Blessings to Go
I stand with a sandwich sign that says “Blessings to Go” on one side and “Ask me for a blessing” on the other. And the amazing thing? People do ask.
“I have no silver or gold, but what I have I give you.” – Acts 3:6
Like the apostle Peter, I have no cash or cachet. I have no sure-fire strategies for church growth or simple steps to inner peace. All I really have is the grace of knowing that I am beloved of God—and that is something I can give.
Because so many people have, like me, been alienated by a church of judgment and exclusion, I decided a few years ago to begin offering blessings—publicly, freely, joyfully. Not to save souls, not to talk about my church, but just to let others know that they are loved by God.

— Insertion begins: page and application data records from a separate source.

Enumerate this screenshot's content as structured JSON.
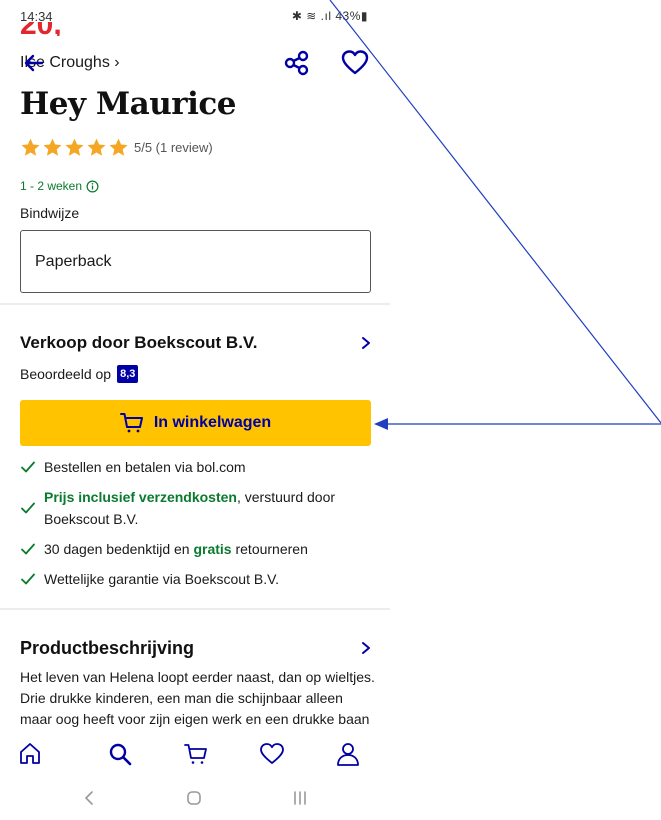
{
  "status": {
    "time": "14:34",
    "indicators": "✱ ≋ ᵛᵒˡᵗᴱ .ıl 43%▮",
    "battery": "43%"
  },
  "price_peek": "20,",
  "topbar": {
    "author": "Ilse Croughs",
    "author_chevron": "›",
    "back_icon": "arrow-left-icon",
    "share_icon": "share-icon",
    "favorite_icon": "heart-icon"
  },
  "product": {
    "title": "Hey Maurice",
    "rating_value": 5,
    "rating_text": "5/5 (1 review)",
    "delivery": "1 - 2 weken",
    "binding_label": "Bindwijze",
    "binding_value": "Paperback"
  },
  "seller": {
    "name": "Verkoop door Boekscout B.V.",
    "rated_label": "Beoordeeld op",
    "score": "8,3"
  },
  "cart_button": "In winkelwagen",
  "benefits": [
    {
      "pre": "Bestellen en betalen via bol.com",
      "bold": "",
      "post": ""
    },
    {
      "pre": "",
      "bold": "Prijs inclusief verzendkosten",
      "post": ", verstuurd door Boekscout B.V."
    },
    {
      "pre": "30 dagen bedenktijd en ",
      "bold": "gratis",
      "post": " retourneren"
    },
    {
      "pre": "Wettelijke garantie via Boekscout B.V.",
      "bold": "",
      "post": ""
    }
  ],
  "description": {
    "title": "Productbeschrijving",
    "text": "Het leven van Helena loopt eerder naast, dan op wieltjes. Drie drukke kinderen, een man die schijnbaar alleen maar oog heeft voor zijn eigen werk en een drukke baan bij de gemeente..."
  },
  "tabbar": [
    "home-icon",
    "search-icon",
    "cart-icon",
    "heart-icon",
    "user-icon"
  ],
  "navbar": [
    "back-nav-icon",
    "home-nav-icon",
    "recents-nav-icon"
  ],
  "colors": {
    "brand_blue": "#0000a4",
    "cart_yellow": "#ffc300",
    "green": "#0a7a2f",
    "star": "#f5a623",
    "price_red": "#e0282f",
    "annotation": "#1f3fbf"
  }
}
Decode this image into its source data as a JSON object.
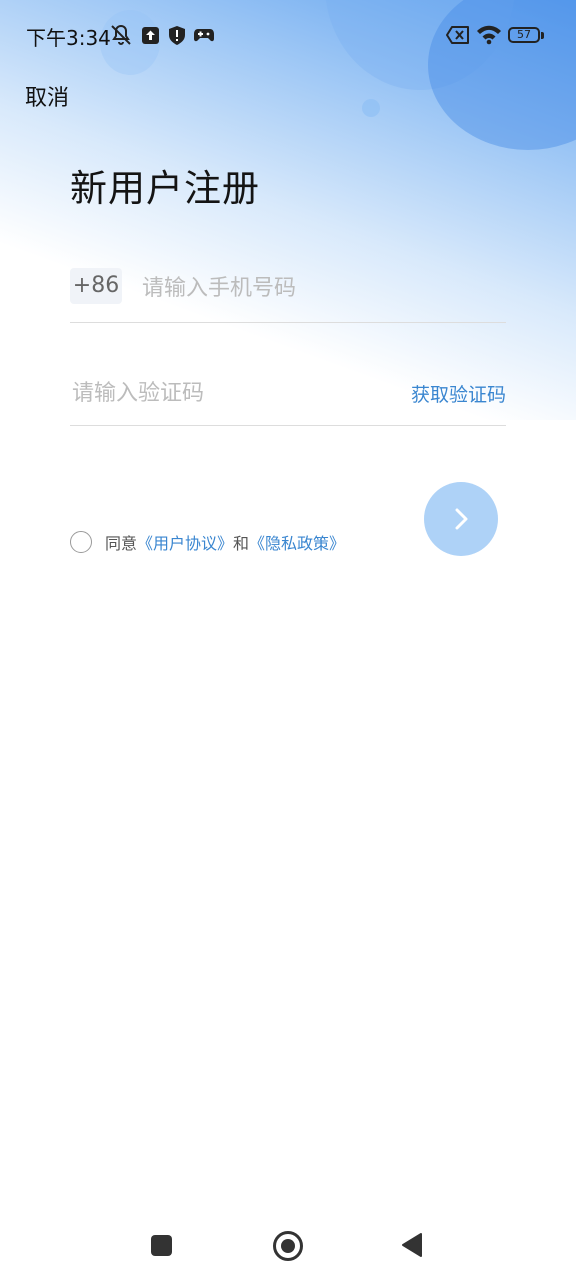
{
  "status_bar": {
    "time": "下午3:34",
    "battery": "57",
    "icons": [
      "notifications-off-icon",
      "upload-icon",
      "shield-icon",
      "gamepad-icon",
      "no-sim-icon",
      "wifi-icon",
      "battery-icon"
    ]
  },
  "header": {
    "cancel_label": "取消",
    "title": "新用户注册"
  },
  "form": {
    "country_code": "+86",
    "phone_placeholder": "请输入手机号码",
    "phone_value": "",
    "code_placeholder": "请输入验证码",
    "code_value": "",
    "get_code_label": "获取验证码"
  },
  "agreement": {
    "checked": false,
    "prefix": "同意",
    "user_agreement": "《用户协议》",
    "and": "和",
    "privacy_policy": "《隐私政策》"
  },
  "next_button": {
    "icon": "chevron-right-icon",
    "enabled": false
  },
  "colors": {
    "accent": "#3a86d0",
    "next_button_disabled": "#aed2f7",
    "gradient_top": "#5fa1ee"
  },
  "nav_bar": {
    "icons": [
      "recents-square-icon",
      "home-circle-icon",
      "back-triangle-icon"
    ]
  }
}
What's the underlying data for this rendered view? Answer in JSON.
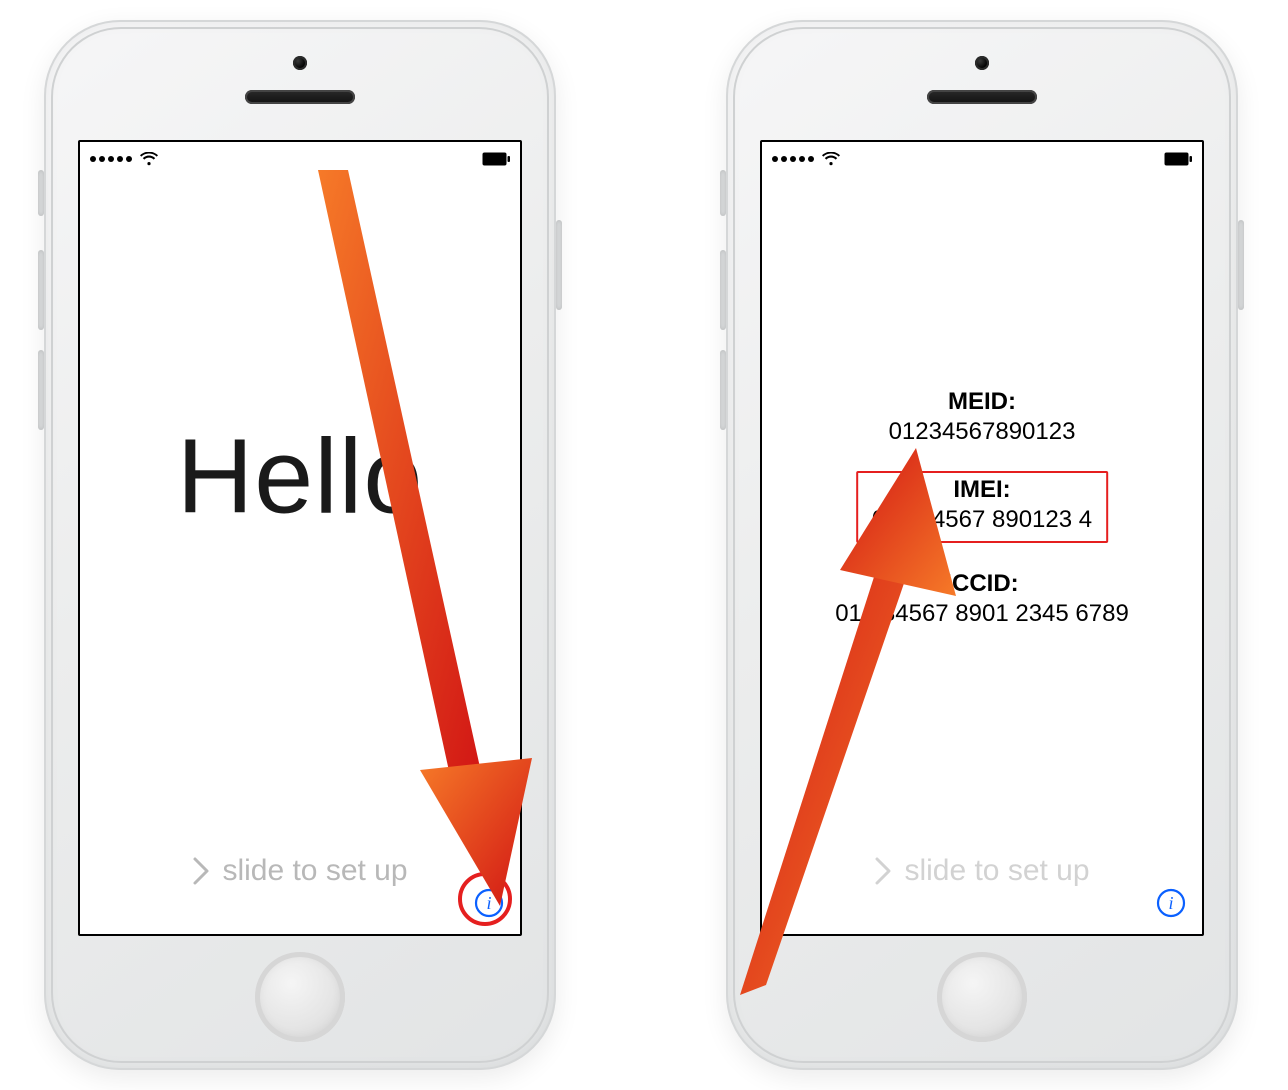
{
  "phone_left": {
    "greeting": "Hello",
    "slide_label": "slide to set up"
  },
  "phone_right": {
    "meid_label": "MEID:",
    "meid_value": "01234567890123",
    "imei_label": "IMEI:",
    "imei_value": "01 234567 890123 4",
    "iccid_label": "ICCID:",
    "iccid_value": "01 234567 8901 2345 6789",
    "slide_label": "slide to set up"
  },
  "icons": {
    "info": "info-icon",
    "wifi": "wifi-icon",
    "battery": "battery-icon",
    "signal": "signal-dots",
    "chevron": "chevron-right-icon"
  },
  "colors": {
    "highlight_red": "#e51f1f",
    "ios_blue": "#0a60ff"
  }
}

I stand with a sandwich sign that says “Blessings to Go” on one side and “Ask me for a blessing” on the other. And the amazing thing? People do ask. Turns out they like being called “beloved.” People like hearing that there’s nothing they have to do to earn God’s love—and nothing they could ever do to lose it.
I offer blessings regularly at our local Pride festival and in front of the local deli. I’ve offered blessings in every quarter of Jerusalem’s Old City, at the White House and the Pentagon, hospital entrances and war memorials, subway stops and shopping malls. I’ve blessed Christians, atheists, Jews, Muslims, Buddhists, and a few self-professed pagans.
Yes, many people (including some members of my church) find this blessing business a little goofy, not to mention embarrassing. But, oh, the stories I can tell. And until you’ve seen a young man go from stoic to trembling to sobbing at the whisper of a tender word, until you’ve had total strangers entrust you with their deepest longings, until you’ve known the blessing of blessing others, don’t knock it.
What have you got to give away?
For all that we have, Good Giver, we offer our thanks. For all we can give, we ask your blessing. Amen.
Vicki Kemper is the Pastor of First Congregational, UCC, of Amherst, Massachusetts.